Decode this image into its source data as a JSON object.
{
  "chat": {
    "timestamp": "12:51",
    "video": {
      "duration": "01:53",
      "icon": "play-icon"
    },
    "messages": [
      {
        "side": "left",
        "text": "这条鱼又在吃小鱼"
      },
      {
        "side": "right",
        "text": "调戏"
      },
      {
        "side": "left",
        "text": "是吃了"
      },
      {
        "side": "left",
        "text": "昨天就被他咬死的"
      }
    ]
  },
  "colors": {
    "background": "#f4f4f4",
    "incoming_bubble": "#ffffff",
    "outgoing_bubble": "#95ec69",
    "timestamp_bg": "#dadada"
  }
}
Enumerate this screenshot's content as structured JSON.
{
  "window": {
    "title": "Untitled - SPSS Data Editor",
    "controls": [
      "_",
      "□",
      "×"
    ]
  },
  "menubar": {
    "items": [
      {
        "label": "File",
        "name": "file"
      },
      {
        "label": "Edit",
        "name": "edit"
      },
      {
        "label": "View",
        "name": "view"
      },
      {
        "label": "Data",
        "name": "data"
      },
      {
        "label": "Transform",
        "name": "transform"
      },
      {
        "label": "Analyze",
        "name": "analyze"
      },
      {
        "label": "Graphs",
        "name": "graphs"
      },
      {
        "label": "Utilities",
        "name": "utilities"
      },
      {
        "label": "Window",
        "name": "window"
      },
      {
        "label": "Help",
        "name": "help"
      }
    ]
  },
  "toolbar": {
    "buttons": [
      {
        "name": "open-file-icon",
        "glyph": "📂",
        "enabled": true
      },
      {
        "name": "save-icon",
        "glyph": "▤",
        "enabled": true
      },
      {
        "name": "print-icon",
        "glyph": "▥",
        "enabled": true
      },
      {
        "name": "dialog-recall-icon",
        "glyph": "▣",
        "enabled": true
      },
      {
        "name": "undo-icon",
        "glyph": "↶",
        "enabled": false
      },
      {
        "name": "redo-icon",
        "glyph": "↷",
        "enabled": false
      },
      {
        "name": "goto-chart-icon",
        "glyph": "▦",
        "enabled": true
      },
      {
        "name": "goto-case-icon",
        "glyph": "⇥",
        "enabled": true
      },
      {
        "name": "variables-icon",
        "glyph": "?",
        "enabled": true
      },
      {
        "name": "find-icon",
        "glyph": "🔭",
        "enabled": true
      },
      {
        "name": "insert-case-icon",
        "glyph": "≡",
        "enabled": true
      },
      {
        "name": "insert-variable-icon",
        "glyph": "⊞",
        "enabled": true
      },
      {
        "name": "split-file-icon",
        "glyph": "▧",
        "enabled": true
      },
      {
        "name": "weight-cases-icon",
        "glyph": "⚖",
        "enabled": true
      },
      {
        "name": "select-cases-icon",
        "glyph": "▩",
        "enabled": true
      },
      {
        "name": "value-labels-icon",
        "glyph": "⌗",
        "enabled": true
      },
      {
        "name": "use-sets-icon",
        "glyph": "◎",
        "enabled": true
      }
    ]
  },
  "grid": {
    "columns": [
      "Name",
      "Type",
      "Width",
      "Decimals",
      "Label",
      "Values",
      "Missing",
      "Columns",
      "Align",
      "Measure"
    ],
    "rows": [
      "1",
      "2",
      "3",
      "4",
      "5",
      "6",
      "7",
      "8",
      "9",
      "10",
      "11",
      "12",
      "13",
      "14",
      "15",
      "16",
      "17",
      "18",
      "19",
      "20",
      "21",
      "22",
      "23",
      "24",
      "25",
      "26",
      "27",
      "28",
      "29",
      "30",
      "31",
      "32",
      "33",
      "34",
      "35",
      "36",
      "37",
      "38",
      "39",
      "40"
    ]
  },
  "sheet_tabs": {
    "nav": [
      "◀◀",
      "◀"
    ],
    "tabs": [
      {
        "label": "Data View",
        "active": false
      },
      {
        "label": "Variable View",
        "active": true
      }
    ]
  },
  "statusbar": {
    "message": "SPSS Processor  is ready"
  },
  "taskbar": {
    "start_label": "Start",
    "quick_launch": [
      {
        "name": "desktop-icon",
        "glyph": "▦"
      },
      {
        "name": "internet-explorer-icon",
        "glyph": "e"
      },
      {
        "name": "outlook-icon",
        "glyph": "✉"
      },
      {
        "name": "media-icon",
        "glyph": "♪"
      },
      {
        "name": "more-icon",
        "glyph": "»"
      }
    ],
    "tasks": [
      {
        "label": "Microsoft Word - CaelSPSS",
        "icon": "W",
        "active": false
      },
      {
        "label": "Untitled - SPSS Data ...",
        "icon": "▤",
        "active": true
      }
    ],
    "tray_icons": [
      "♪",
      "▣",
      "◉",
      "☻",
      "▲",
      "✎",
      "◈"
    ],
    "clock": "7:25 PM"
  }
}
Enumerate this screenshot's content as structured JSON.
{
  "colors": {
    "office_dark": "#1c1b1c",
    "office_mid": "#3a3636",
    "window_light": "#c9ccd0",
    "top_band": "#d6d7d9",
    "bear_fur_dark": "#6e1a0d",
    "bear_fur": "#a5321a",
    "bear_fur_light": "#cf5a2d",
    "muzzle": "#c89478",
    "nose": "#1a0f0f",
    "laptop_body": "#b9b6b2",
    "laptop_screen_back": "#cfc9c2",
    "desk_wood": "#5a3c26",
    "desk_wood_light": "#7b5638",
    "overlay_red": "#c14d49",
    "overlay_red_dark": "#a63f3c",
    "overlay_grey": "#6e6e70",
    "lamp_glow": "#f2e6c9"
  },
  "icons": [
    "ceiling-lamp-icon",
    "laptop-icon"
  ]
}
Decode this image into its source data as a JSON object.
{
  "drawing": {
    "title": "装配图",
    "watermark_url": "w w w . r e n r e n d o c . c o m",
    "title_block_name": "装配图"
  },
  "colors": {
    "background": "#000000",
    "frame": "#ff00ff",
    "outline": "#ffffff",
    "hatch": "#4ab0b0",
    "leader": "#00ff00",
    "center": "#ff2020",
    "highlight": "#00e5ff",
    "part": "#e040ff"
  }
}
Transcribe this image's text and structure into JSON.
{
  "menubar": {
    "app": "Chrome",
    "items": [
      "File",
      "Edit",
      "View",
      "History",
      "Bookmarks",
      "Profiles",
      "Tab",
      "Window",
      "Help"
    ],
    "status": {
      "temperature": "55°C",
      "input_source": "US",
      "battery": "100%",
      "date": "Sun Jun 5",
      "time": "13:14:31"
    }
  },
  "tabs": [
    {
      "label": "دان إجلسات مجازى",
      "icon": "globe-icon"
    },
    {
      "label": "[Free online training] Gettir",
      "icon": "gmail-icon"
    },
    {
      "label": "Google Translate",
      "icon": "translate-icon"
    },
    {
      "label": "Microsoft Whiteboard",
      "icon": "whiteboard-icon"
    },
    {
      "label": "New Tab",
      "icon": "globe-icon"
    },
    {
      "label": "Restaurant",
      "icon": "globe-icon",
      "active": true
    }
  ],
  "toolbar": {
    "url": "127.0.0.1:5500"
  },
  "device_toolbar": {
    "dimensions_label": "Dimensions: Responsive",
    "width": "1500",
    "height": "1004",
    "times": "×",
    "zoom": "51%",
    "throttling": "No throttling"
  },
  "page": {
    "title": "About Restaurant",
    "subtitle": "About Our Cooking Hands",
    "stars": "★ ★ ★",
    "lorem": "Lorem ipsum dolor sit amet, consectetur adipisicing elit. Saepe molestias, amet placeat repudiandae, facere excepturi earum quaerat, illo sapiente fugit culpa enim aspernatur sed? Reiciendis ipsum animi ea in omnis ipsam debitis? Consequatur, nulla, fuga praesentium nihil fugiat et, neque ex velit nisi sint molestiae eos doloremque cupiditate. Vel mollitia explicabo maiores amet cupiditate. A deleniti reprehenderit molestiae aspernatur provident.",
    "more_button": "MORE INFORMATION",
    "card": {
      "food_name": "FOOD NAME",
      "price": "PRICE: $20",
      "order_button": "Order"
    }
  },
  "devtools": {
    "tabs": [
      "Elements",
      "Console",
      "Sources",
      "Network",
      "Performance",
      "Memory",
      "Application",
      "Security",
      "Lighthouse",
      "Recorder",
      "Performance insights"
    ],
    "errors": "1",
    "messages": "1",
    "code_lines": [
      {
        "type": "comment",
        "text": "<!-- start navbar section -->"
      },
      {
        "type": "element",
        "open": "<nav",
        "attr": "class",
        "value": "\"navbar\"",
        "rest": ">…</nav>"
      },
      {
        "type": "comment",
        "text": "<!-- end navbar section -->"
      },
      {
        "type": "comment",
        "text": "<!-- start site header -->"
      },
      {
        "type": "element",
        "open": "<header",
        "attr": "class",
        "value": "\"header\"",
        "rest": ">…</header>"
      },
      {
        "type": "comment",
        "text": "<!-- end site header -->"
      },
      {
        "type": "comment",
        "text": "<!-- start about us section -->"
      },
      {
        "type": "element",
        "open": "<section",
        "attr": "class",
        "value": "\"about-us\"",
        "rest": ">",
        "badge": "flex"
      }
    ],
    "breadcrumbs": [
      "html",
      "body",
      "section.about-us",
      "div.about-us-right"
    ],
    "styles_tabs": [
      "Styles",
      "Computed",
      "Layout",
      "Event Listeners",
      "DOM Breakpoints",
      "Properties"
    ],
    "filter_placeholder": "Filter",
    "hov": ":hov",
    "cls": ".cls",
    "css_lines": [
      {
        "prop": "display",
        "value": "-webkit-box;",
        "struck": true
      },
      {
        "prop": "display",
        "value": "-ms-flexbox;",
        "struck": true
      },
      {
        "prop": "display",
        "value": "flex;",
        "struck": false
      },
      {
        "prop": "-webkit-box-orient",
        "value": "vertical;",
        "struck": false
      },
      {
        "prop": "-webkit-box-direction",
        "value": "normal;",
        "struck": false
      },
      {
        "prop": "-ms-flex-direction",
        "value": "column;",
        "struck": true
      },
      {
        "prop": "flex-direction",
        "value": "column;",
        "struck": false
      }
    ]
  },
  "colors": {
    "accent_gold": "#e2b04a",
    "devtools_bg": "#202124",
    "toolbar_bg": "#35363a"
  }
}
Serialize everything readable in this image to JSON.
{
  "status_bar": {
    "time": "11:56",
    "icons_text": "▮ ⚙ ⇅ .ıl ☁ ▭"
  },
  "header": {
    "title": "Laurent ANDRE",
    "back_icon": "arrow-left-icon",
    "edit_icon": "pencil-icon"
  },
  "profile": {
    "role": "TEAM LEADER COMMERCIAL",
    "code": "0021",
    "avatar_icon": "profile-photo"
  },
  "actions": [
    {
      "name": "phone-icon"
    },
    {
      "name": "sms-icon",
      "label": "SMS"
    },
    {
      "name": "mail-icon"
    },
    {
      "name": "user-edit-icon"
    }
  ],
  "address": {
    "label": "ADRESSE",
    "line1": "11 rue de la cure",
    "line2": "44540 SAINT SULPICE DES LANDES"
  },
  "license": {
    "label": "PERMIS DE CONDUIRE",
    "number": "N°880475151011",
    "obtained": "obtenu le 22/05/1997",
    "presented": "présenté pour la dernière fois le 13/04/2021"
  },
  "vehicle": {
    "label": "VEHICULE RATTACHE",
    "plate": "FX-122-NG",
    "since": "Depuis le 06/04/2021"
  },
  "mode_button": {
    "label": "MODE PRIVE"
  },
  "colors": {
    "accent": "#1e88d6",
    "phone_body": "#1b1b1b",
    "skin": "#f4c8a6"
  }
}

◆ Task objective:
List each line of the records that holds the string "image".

◆ Solution to this task:
Decode this image into its source data as a JSON object.
Decode this image into its source data as a JSON object.
Transcribe this image's text and structure into JSON.
Serialize everything readable in this image to JSON.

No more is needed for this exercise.